EXERCISE BRIEF: What follows is a set of records. Repeat every one of them exactly.
───── DATA FOR THE TASK
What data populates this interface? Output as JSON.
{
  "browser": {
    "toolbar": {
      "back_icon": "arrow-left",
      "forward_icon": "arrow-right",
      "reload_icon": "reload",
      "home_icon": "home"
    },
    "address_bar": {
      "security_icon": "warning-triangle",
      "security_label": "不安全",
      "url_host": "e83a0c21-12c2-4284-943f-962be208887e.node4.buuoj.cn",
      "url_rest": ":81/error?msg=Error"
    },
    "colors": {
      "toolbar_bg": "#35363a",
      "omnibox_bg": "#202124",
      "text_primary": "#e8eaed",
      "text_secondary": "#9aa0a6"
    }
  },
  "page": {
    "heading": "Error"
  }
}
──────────
TASK OUTPUT:
What data populates this interface? Output as JSON.
{
  "browser": {
    "toolbar": {
      "back_icon": "arrow-left",
      "forward_icon": "arrow-right",
      "reload_icon": "reload",
      "home_icon": "home"
    },
    "address_bar": {
      "security_icon": "warning-triangle",
      "security_label": "不安全",
      "url_host": "e83a0c21-12c2-4284-943f-962be208887e.node4.buuoj.cn",
      "url_rest": ":81/error?msg=Error"
    },
    "colors": {
      "toolbar_bg": "#35363a",
      "omnibox_bg": "#202124",
      "text_primary": "#e8eaed",
      "text_secondary": "#9aa0a6"
    }
  },
  "page": {
    "heading": "Error"
  }
}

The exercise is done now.